Within ten minutes of application, CBD topicals should offer relief effects. The relief offered depicts that it takes a very short time to ascertain the helpfulness of your product. Being consistent in applying it gives you better results. Expected side effects include excess fatigue, diarrhea, and mild nausea.
How Safe is it to use CBD Topicals?
Like any other soothing cream, CBD topicals work the same. One uses them by simply massaging the product infused with CBD on the affected area, and within a short period, one is likely to experience the effects. Since CBD topicals are available in various formats, each client is at liberty to choose the format they prefer, depending on their medical provider’s prescribes to them.
What is Contained in the CBD Topical?
Cannabis topicals are available in three major types.
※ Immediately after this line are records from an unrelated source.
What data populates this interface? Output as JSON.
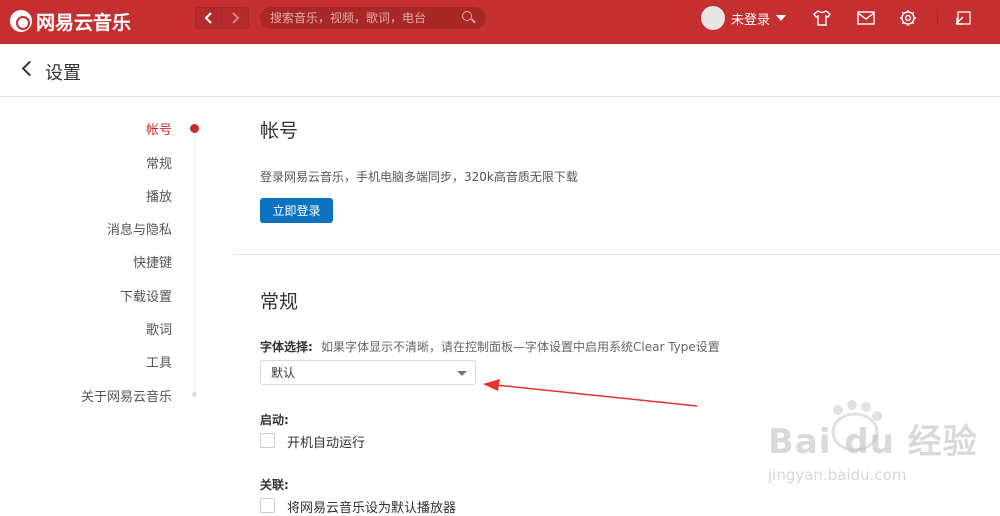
{
  "app": {
    "logo_text": "网易云音乐"
  },
  "topbar": {
    "search_placeholder": "搜索音乐，视频，歌词，电台",
    "user_label": "未登录",
    "icons": [
      "skin-icon",
      "mail-icon",
      "gear-icon",
      "mini-mode-icon"
    ]
  },
  "header": {
    "title": "设置"
  },
  "side_nav": {
    "items": [
      {
        "label": "帐号",
        "active": true
      },
      {
        "label": "常规"
      },
      {
        "label": "播放"
      },
      {
        "label": "消息与隐私"
      },
      {
        "label": "快捷键"
      },
      {
        "label": "下载设置"
      },
      {
        "label": "歌词"
      },
      {
        "label": "工具"
      },
      {
        "label": "关于网易云音乐"
      }
    ]
  },
  "account": {
    "title": "帐号",
    "description": "登录网易云音乐，手机电脑多端同步，320k高音质无限下载",
    "login_button": "立即登录"
  },
  "general": {
    "title": "常规",
    "font_label": "字体选择:",
    "font_hint": "如果字体显示不清晰，请在控制面板—字体设置中启用系统Clear Type设置",
    "font_value": "默认",
    "startup_label": "启动:",
    "startup_option": "开机自动运行",
    "assoc_label": "关联:",
    "assoc_option": "将网易云音乐设为默认播放器"
  },
  "watermark": {
    "brand": "Bai du 经验",
    "url": "jingyan.baidu.com"
  },
  "colors": {
    "brand_red": "#c62f2f",
    "button_blue": "#0c73c2",
    "annotation_red": "#e8302f"
  }
}
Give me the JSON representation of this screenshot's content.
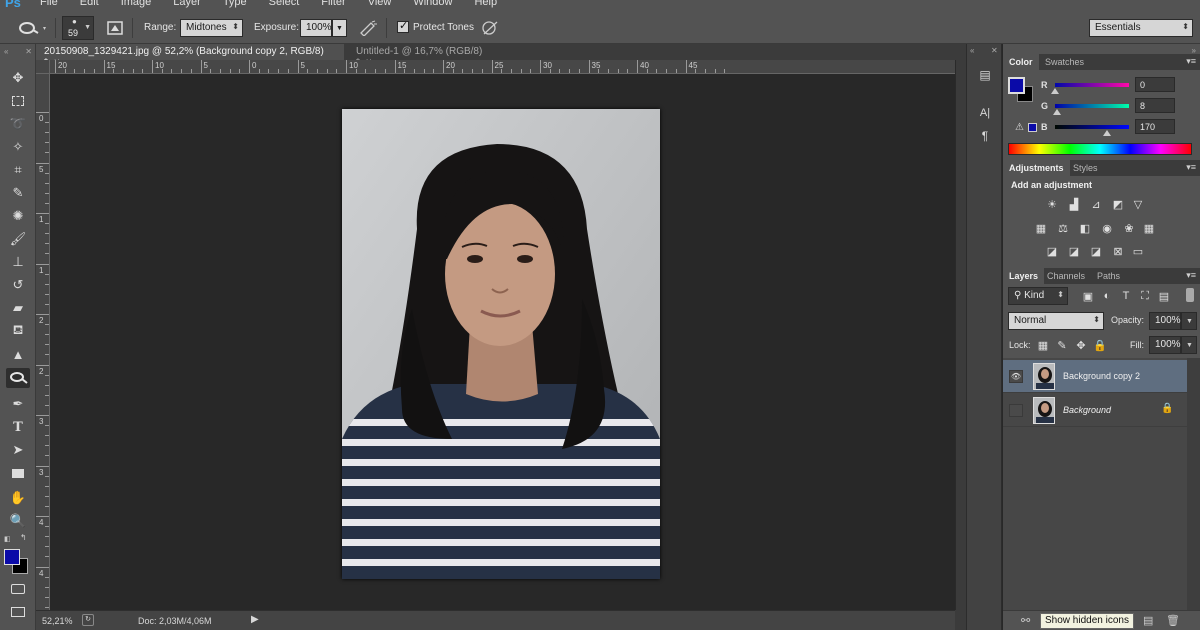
{
  "app": {
    "logo": "Ps"
  },
  "menu": [
    "File",
    "Edit",
    "Image",
    "Layer",
    "Type",
    "Select",
    "Filter",
    "View",
    "Window",
    "Help"
  ],
  "options": {
    "brush_size": "59",
    "range_label": "Range:",
    "range_value": "Midtones",
    "exposure_label": "Exposure:",
    "exposure_value": "100%",
    "protect_tones_label": "Protect Tones",
    "protect_tones_checked": true,
    "workspace": "Essentials"
  },
  "tabs": [
    {
      "label": "20150908_1329421.jpg @ 52,2% (Background copy 2, RGB/8) *",
      "active": true
    },
    {
      "label": "Untitled-1 @ 16,7% (RGB/8) *",
      "active": false
    }
  ],
  "ruler": {
    "h_labels": [
      "20",
      "15",
      "10",
      "5",
      "0",
      "5",
      "10",
      "15",
      "20",
      "25",
      "30",
      "35",
      "40",
      "45"
    ],
    "v_labels": [
      "0",
      "5",
      "1",
      "1",
      "2",
      "2",
      "3",
      "3",
      "4",
      "4",
      "5"
    ]
  },
  "status": {
    "zoom": "52,21%",
    "doc": "Doc: 2,03M/4,06M"
  },
  "color_panel": {
    "tabs": [
      "Color",
      "Swatches"
    ],
    "foreground": "#0a0aa8",
    "background": "#000000",
    "r_label": "R",
    "r_value": "0",
    "g_label": "G",
    "g_value": "8",
    "b_label": "B",
    "b_value": "170"
  },
  "adjustments_panel": {
    "tabs": [
      "Adjustments",
      "Styles"
    ],
    "heading": "Add an adjustment"
  },
  "layers_panel": {
    "tabs": [
      "Layers",
      "Channels",
      "Paths"
    ],
    "filter_kind": "Kind",
    "blend_mode": "Normal",
    "opacity_label": "Opacity:",
    "opacity_value": "100%",
    "lock_label": "Lock:",
    "fill_label": "Fill:",
    "fill_value": "100%",
    "layers": [
      {
        "name": "Background copy 2",
        "selected": true,
        "visible": true
      },
      {
        "name": "Background",
        "selected": false,
        "visible": false,
        "locked": true
      }
    ]
  },
  "tooltip": "Show hidden icons"
}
CBD isolate, which has no cannabinoids other than cannabidiol, broad-spectrum topicals which have a mixture of terpenes and cannabinoids with zero THC, and full-spectrum topicals which have a variety of terpenes and cannabinoids. Note that several topicals feature here. Most topicals are in the form of herbs and vitamins that add therapeutical benefits. It is wise to go through the topical’s label you wish to purchase to know the exact ingredients of the product. It is an added advantage if you also check the lab reports of the product to ascertain the particular profile of the cannabinoid and terpene content.
Will Applying THC Lotion Make You High?
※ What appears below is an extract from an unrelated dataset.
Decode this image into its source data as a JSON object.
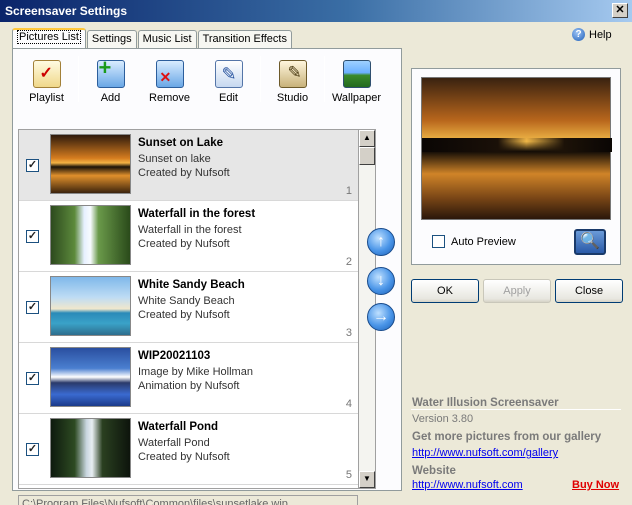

It is wrong to conclude that THC will make you high. We have no exact findings that lotions produce psychoactive effects by applying them normally. Therefore, people can find relief from applying the lotion without getting high. Many people have used CBD lotion to deal with issues such as sores that come up due to working out and arthritis. They have all acquired positive change without complaining of getting high or any other unpleasant effect. In other words, one can utilize cannabis topicals and comfortably carry out their work.
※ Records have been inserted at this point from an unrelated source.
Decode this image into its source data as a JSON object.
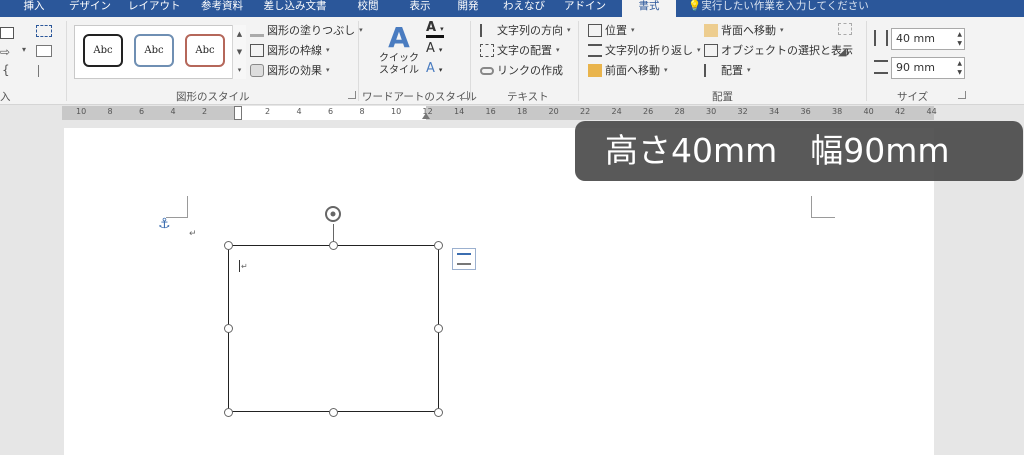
{
  "tabs": [
    {
      "label": "挿入"
    },
    {
      "label": "デザイン"
    },
    {
      "label": "レイアウト"
    },
    {
      "label": "参考資料"
    },
    {
      "label": "差し込み文書"
    },
    {
      "label": "校閲"
    },
    {
      "label": "表示"
    },
    {
      "label": "開発"
    },
    {
      "label": "わえなび"
    },
    {
      "label": "アドイン"
    },
    {
      "label": "書式"
    }
  ],
  "tell_me": "実行したい作業を入力してください",
  "ribbon": {
    "insert_shapes_group_label": "入",
    "shape_styles": {
      "label": "図形のスタイル",
      "presets": [
        "Abc",
        "Abc",
        "Abc"
      ],
      "fill": "図形の塗りつぶし",
      "outline": "図形の枠線",
      "effects": "図形の効果"
    },
    "wordart": {
      "label": "ワードアートのスタイル",
      "quick_style": "クイック\nスタイル"
    },
    "text": {
      "label": "テキスト",
      "direction": "文字列の方向",
      "align": "文字の配置",
      "link": "リンクの作成"
    },
    "arrange": {
      "label": "配置",
      "position": "位置",
      "wrap": "文字列の折り返し",
      "bring_forward": "前面へ移動",
      "send_backward": "背面へ移動",
      "selection_pane": "オブジェクトの選択と表示",
      "align": "配置"
    },
    "size": {
      "label": "サイズ",
      "height": "40 mm",
      "width": "90 mm"
    }
  },
  "ruler_numbers": [
    "10",
    "8",
    "6",
    "4",
    "2",
    "",
    "2",
    "4",
    "6",
    "8",
    "10",
    "12",
    "14",
    "16",
    "18",
    "20",
    "22",
    "24",
    "26",
    "28",
    "30",
    "32",
    "34",
    "36",
    "38",
    "40",
    "42",
    "44"
  ],
  "overlay_text": "高さ40mm　幅90mm",
  "colors": {
    "tabbar": "#2b579a",
    "preset1": "#222222",
    "preset2": "#6f8fb3",
    "preset3": "#b5675a"
  }
}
Do CBD Topicals Show Up in a Drug Test?
The chances are high that CBD topicals will never make you fail a drug test since CBD has no psychoactive effects. It is nearly impossible for a person to fail a drug test even after using a THC topical. Cannabinoids bind with fatty molecules, and in most cases, they remain in the area in which you have applied them. The most recommended way to certify that topicals are spread through the body is by using them as a THC patch or transdermal.
There are several ways of exploiting the medical attributes of cannabis. Topicals are applied to the affected area to relieve pain or reduce inflammation. CBD topicals are safe to use. It is very rare for you to get high after using CBD topicals because CBD does not have psychoactive effects. Make a date with your doctor, who will advise you accordingly before using any CBD medications. Although topicals made from THC have a psychoactive effect, their application can rarely make you feel high. However, note that the high effects depend on one’s body.
Battista, N., Di Tommaso, M., Bari, M., & Maccarrone, M. (2012). The endocannabinoid system: an overview. Frontiers in behavioral neuroscience, 6, 9.
Bloomfield, M. A., Ashok, A. H., Volkow, N. D., & Howes, O. D. (2016). The effects of Δ9-tetrahydrocannabinol on the dopamine system. Nature, 539(7629), 369-377.
Sayin, H. U. (2019). Getting high on dopamine: Neuroscientific aspects of pleasure. SexuS J, 4, 883-906.
Schilling, J. M., Hughes, C. G., Wallace, M. S., Sexton, M., Backonja, M., & Moeller-Bertram, T. (2021). Cannabidiol as a Treatment for Chronic Pain: A Survey of Patients’ Perspectives and Attitudes. Journal of pain research, 14, 1241–1250.